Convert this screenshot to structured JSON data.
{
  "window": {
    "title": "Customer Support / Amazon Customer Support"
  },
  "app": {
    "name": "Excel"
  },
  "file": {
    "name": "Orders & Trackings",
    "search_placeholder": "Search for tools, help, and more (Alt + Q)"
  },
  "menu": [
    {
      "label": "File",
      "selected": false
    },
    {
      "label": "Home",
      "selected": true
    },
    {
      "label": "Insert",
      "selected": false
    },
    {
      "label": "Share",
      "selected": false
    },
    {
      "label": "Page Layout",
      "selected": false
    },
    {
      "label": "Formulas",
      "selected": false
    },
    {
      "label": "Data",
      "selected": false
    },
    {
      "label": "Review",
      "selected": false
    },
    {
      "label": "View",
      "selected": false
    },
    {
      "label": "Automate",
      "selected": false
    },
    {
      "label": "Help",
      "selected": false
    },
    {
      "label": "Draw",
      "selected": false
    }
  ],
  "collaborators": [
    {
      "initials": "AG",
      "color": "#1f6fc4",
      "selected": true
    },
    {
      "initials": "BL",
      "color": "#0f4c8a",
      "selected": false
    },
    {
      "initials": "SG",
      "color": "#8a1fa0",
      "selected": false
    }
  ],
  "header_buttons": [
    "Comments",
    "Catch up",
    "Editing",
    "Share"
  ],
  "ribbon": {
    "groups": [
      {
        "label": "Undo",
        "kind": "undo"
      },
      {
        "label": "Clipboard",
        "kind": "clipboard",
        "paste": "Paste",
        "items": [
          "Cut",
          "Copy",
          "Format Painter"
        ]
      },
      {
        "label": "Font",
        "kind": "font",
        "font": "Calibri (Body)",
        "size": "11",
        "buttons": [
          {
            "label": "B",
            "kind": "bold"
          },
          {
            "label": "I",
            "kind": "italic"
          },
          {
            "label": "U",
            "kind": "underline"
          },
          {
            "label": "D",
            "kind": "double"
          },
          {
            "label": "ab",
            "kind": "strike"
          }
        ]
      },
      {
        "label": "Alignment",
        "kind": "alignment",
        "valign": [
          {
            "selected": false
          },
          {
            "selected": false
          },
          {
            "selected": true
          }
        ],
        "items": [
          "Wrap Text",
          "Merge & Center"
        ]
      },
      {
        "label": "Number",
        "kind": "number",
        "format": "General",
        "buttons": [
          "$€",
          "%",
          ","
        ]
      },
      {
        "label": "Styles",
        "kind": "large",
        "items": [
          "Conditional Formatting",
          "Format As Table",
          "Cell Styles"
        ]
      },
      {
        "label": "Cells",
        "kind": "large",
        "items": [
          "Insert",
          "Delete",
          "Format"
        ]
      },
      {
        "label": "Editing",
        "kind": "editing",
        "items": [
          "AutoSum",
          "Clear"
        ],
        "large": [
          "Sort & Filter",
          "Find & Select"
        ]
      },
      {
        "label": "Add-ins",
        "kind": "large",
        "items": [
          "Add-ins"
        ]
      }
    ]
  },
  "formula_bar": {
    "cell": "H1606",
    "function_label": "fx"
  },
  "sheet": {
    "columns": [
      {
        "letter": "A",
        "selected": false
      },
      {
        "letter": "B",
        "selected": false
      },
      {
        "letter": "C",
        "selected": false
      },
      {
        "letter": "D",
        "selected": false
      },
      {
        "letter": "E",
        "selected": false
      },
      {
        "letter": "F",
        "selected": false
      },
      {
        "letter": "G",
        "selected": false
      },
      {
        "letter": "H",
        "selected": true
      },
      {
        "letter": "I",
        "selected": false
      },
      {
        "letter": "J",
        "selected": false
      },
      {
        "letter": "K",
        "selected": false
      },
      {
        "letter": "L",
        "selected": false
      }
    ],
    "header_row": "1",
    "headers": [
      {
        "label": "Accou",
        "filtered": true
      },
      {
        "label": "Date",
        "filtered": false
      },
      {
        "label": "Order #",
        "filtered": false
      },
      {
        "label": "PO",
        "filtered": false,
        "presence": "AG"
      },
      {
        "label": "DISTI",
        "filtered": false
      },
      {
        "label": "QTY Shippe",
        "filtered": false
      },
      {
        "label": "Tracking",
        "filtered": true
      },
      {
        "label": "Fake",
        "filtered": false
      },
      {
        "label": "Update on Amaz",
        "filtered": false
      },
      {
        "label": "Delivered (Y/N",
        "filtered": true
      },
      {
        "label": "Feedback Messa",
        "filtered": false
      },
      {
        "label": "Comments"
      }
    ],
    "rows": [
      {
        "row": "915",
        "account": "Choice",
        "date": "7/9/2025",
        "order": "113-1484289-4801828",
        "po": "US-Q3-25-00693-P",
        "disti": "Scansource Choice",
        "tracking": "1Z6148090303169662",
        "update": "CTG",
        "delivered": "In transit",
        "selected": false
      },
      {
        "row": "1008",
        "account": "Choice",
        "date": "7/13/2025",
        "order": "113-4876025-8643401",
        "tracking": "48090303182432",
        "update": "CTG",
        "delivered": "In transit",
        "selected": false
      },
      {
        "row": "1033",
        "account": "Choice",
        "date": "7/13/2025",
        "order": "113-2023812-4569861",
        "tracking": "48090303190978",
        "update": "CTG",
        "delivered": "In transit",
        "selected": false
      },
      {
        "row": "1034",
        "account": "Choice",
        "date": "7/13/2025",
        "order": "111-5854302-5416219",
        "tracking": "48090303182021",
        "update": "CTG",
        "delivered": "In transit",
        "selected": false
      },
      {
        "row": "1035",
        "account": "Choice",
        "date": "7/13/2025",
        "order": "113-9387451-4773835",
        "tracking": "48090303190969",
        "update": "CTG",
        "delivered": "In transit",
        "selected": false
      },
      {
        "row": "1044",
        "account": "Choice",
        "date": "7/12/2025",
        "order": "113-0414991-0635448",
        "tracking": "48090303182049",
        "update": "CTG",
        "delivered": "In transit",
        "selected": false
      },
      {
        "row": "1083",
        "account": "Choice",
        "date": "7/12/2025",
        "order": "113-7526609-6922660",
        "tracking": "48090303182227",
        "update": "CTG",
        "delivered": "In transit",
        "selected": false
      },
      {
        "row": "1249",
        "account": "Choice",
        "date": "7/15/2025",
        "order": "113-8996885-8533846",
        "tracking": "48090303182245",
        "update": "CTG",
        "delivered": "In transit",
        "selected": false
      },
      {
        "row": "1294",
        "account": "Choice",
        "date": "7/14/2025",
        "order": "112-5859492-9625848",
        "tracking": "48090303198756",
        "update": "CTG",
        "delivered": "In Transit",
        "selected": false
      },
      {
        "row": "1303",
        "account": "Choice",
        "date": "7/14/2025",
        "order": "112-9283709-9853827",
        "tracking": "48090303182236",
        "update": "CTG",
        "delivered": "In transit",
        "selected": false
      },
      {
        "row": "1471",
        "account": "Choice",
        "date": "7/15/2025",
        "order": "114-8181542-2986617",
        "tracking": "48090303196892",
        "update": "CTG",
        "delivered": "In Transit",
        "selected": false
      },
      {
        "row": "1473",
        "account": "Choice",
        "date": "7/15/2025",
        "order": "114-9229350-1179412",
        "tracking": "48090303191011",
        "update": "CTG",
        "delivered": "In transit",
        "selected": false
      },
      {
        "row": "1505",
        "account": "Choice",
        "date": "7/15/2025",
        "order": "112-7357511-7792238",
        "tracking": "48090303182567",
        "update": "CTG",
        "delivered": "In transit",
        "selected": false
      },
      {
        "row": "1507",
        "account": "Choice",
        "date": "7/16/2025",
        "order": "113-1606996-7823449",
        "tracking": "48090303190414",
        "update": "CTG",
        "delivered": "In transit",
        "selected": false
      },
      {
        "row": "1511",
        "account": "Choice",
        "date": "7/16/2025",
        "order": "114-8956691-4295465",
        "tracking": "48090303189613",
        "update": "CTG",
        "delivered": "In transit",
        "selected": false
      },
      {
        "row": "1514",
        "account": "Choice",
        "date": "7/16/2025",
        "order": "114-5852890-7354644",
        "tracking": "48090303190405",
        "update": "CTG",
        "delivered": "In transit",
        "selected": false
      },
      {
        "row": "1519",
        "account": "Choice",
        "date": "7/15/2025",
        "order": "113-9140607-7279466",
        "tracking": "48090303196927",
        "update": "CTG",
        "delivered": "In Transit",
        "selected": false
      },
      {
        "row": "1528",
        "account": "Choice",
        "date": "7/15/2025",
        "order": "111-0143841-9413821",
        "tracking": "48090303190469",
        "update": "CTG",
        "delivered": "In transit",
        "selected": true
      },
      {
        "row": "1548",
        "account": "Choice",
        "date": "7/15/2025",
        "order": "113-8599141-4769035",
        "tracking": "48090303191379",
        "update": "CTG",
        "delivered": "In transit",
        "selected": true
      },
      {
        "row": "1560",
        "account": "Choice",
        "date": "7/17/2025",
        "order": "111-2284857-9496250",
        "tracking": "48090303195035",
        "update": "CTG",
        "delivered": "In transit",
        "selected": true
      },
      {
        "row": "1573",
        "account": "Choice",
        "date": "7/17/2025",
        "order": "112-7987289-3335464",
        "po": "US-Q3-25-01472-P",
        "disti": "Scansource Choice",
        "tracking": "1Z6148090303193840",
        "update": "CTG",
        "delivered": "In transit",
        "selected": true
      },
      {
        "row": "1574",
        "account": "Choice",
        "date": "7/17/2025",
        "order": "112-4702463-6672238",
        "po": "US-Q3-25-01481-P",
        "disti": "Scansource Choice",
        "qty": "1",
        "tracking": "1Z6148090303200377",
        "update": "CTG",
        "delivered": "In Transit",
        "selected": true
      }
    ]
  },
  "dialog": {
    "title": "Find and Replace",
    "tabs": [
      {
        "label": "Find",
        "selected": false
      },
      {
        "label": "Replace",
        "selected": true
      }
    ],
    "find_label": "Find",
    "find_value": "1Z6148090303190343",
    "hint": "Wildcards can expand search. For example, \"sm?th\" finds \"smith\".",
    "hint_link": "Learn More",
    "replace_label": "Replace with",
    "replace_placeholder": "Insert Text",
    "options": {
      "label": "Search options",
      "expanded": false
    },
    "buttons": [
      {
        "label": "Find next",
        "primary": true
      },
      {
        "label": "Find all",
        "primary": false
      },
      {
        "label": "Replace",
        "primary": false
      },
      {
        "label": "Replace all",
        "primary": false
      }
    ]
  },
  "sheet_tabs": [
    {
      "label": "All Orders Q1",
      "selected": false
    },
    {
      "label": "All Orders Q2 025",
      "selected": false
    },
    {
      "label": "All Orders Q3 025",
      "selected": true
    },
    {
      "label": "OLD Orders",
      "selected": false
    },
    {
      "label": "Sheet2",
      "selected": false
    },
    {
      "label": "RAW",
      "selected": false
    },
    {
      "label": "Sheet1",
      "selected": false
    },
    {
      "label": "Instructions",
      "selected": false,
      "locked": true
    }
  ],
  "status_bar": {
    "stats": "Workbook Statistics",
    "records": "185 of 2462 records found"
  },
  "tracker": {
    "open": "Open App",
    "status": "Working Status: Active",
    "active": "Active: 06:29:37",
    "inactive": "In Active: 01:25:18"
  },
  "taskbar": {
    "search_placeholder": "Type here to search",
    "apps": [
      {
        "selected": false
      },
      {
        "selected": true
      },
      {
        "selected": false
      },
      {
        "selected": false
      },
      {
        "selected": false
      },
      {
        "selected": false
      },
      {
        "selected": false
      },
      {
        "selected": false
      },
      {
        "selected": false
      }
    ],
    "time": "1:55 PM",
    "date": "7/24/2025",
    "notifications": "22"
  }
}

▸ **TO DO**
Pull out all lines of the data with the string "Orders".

▸ **COMPLETED EXERCISE**
    "name": "Orders & Trackings",
      "label": "All Orders Q1",
      "label": "All Orders Q2 025",
      "label": "All Orders Q3 025",
      "label": "OLD Orders",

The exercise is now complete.